* [Required work]:
Each line of the data that includes "JSON" must be copied.
Top of Extracted material
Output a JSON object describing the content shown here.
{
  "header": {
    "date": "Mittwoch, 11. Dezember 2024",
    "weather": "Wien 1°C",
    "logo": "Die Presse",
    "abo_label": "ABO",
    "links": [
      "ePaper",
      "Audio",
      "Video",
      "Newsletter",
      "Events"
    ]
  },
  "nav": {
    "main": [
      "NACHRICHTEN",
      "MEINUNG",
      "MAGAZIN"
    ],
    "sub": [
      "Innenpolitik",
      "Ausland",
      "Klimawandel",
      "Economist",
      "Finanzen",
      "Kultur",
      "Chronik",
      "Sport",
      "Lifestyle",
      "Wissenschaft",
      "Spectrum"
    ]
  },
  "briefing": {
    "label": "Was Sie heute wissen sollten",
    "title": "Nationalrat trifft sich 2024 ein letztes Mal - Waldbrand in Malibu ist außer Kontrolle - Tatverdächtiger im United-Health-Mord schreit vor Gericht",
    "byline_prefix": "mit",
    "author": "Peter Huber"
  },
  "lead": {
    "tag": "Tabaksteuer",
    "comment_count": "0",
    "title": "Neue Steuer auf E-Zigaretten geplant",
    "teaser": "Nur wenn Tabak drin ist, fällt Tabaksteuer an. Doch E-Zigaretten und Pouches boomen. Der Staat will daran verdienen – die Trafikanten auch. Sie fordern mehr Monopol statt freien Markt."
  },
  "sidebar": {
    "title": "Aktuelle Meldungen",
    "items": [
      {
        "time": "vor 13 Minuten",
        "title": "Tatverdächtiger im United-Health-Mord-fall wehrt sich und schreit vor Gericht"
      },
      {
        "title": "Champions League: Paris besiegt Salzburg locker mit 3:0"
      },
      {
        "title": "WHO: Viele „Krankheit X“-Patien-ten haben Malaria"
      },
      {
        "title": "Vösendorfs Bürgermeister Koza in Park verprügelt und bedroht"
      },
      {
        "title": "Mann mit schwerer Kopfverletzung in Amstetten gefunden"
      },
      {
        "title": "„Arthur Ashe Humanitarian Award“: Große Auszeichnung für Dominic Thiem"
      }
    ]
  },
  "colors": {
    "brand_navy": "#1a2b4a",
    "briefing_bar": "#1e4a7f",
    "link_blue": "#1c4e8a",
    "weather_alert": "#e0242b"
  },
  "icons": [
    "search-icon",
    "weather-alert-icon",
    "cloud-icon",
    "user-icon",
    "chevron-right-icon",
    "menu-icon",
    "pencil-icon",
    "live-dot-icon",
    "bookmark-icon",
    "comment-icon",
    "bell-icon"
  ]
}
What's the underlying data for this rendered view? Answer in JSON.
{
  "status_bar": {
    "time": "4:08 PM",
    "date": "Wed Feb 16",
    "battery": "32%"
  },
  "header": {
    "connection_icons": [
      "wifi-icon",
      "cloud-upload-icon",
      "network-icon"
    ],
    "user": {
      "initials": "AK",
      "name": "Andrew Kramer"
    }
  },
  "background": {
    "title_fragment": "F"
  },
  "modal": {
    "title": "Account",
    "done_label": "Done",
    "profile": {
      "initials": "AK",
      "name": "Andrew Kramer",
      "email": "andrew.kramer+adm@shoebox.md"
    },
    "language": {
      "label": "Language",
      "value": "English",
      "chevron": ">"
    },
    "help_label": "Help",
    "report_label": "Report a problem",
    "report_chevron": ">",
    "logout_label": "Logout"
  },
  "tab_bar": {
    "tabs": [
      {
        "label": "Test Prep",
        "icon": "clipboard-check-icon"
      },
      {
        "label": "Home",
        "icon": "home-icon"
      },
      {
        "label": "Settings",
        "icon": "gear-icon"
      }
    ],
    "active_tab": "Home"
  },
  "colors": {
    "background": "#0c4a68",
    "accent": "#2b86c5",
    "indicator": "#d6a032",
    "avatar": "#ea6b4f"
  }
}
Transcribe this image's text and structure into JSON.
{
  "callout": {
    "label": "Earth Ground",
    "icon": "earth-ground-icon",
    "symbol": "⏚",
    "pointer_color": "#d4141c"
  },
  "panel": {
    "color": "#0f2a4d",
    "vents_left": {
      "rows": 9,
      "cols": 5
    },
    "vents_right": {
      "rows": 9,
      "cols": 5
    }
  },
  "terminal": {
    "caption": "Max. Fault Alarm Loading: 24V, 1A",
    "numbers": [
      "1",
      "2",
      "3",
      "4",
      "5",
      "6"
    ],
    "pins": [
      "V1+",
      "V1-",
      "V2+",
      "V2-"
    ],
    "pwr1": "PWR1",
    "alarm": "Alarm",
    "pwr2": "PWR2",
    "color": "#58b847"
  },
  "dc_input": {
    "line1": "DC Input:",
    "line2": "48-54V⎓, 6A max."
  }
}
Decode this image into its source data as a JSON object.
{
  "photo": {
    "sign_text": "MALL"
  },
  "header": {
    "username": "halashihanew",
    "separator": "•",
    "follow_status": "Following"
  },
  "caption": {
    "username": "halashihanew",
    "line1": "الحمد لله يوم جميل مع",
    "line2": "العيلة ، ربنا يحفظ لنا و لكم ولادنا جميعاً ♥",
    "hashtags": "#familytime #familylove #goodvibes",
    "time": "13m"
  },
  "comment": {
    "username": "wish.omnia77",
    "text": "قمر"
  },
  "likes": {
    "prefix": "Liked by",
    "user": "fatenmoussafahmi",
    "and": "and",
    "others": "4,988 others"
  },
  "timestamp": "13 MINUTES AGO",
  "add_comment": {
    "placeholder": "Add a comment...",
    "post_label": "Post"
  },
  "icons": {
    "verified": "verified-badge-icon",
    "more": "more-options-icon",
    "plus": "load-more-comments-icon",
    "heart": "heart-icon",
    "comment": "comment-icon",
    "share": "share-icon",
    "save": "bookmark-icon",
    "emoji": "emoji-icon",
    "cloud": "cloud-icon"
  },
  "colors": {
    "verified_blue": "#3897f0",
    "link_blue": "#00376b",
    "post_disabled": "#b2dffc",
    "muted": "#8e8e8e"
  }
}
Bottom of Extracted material
* [Exercise output]:
Output a JSON object describing the content shown here.
What's the underlying data for this rendered view? Answer in JSON.
Transcribe this image's text and structure into JSON.
Decode this image into its source data as a JSON object.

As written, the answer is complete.